Not many care about hawthorn berries, but my friend Leah does. We used to go out foraging together. I’m sure she got there before me this time. How can I be so sure? Well, she’s quite short. Although the upper branches were still loaded, all the berries from the lower ones were gone. So it must have been Leah. Or maybe it was the cows: a few fresh cowpats on the ground proved that they’d been visiting.
That wasn’t a problem. What you have to do is pull an upper branch down with one hand and strip the berries off the twigs with the other. Of course, you have to have a third hand to hold the bag you’re going to put the berries into. Lacking that, you hang the bag on a handy branch and get to work.
How lovely the late afternoon was, in the waning light. The birds were already settling down, peacefully twittering their evening signals. A few pine needles underfoot sent up a fresh, sharp smell as I trod them. The familiar trees were there – my heart expanded as I approached them and memories of the time I lived in Tsfat came rushing in. I stood still, breathing deeply. Autumn. I filled my mind with impressions to store up, for the wadi is a little different each time I visit.
So I pulled a branch towards me and started to pick, smiling to think of Leah who had been there before me and wondering if she had thought of me. Every once in a while, I polished the dust off one or two berries and popped them into my mouth.
The berries detach from their stems easily, and if a few leaves go with them, never mind, the leaves are good for you too. They slither through your fingers in a second if you’re not careful, though, and all your straining to hold a branch down will go for nothing. I made myself work slowly, but in twenty minutes my plastic bag was heavy with berries, about three cups full.
Hawthorn’s most important medicinal property is that it is a tonic for heart muscle. Herbalists recommend the tincture or extract of it to people suffering from mild heart disease. Eating the fresh berries works too.
There are other pleasant things about hawthorn. I’ve found it calms down palpitations coming from nerves or a hormonal surge. It restores a feeling of calm after a shock. It’s also helpful to take a dropperful of the tincture if you wake up in the small hours and can’t get back to sleep.

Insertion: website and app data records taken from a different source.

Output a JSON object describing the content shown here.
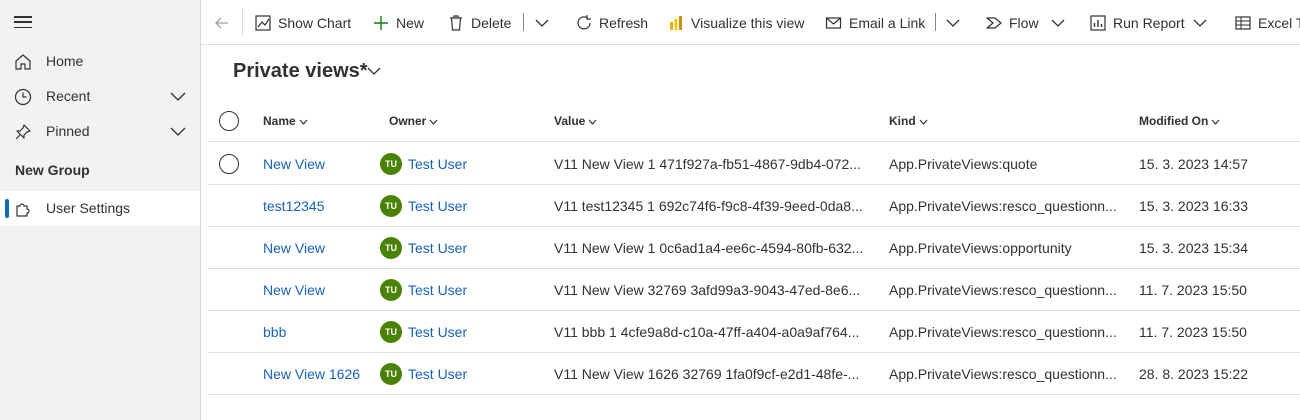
{
  "commands": {
    "show_chart": "Show Chart",
    "new": "New",
    "delete": "Delete",
    "refresh": "Refresh",
    "visualize": "Visualize this view",
    "email_link": "Email a Link",
    "flow": "Flow",
    "run_report": "Run Report",
    "excel": "Excel Te"
  },
  "sidebar": {
    "items": [
      {
        "label": "Home"
      },
      {
        "label": "Recent"
      },
      {
        "label": "Pinned"
      }
    ],
    "group_title": "New Group",
    "group_items": [
      {
        "label": "User Settings"
      }
    ]
  },
  "view": {
    "title": "Private views*"
  },
  "columns": {
    "name": "Name",
    "owner": "Owner",
    "value": "Value",
    "kind": "Kind",
    "modified": "Modified On"
  },
  "rows": [
    {
      "name": "New View",
      "owner_initials": "TU",
      "owner": "Test User",
      "value": "V11 New View 1 471f927a-fb51-4867-9db4-072...",
      "kind": "App.PrivateViews:quote",
      "modified": "15. 3. 2023 14:57"
    },
    {
      "name": "test12345",
      "owner_initials": "TU",
      "owner": "Test User",
      "value": "V11 test12345 1 692c74f6-f9c8-4f39-9eed-0da8...",
      "kind": "App.PrivateViews:resco_questionn...",
      "modified": "15. 3. 2023 16:33"
    },
    {
      "name": "New View",
      "owner_initials": "TU",
      "owner": "Test User",
      "value": "V11 New View 1 0c6ad1a4-ee6c-4594-80fb-632...",
      "kind": "App.PrivateViews:opportunity",
      "modified": "15. 3. 2023 15:34"
    },
    {
      "name": "New View",
      "owner_initials": "TU",
      "owner": "Test User",
      "value": "V11 New View 32769 3afd99a3-9043-47ed-8e6...",
      "kind": "App.PrivateViews:resco_questionn...",
      "modified": "11. 7. 2023 15:50"
    },
    {
      "name": "bbb",
      "owner_initials": "TU",
      "owner": "Test User",
      "value": "V11 bbb 1 4cfe9a8d-c10a-47ff-a404-a0a9af764...",
      "kind": "App.PrivateViews:resco_questionn...",
      "modified": "11. 7. 2023 15:50"
    },
    {
      "name": "New View 1626",
      "owner_initials": "TU",
      "owner": "Test User",
      "value": "V11 New View 1626 32769 1fa0f9cf-e2d1-48fe-...",
      "kind": "App.PrivateViews:resco_questionn...",
      "modified": "28. 8. 2023 15:22"
    }
  ],
  "colors": {
    "accent": "#0f6cbd",
    "link": "#1763b8",
    "avatar": "#498205"
  }
}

In a little while you can return to bed and drop off again.
Most of the berries I picked, I gave to another friend. I have lots of hawthorn tincture from previous years, don’t need to make more. I even have a bottle of hawthorn flower wine that I’ve been keeping. I’ll dry the handful I kept and infuse a few berries into tea every day over the winter. Like all the rose family, they are high in flavinoids and vitamin C – and they taste good. Sweet, with an undertone of sour to balance it, like apples. Hmm…like many things.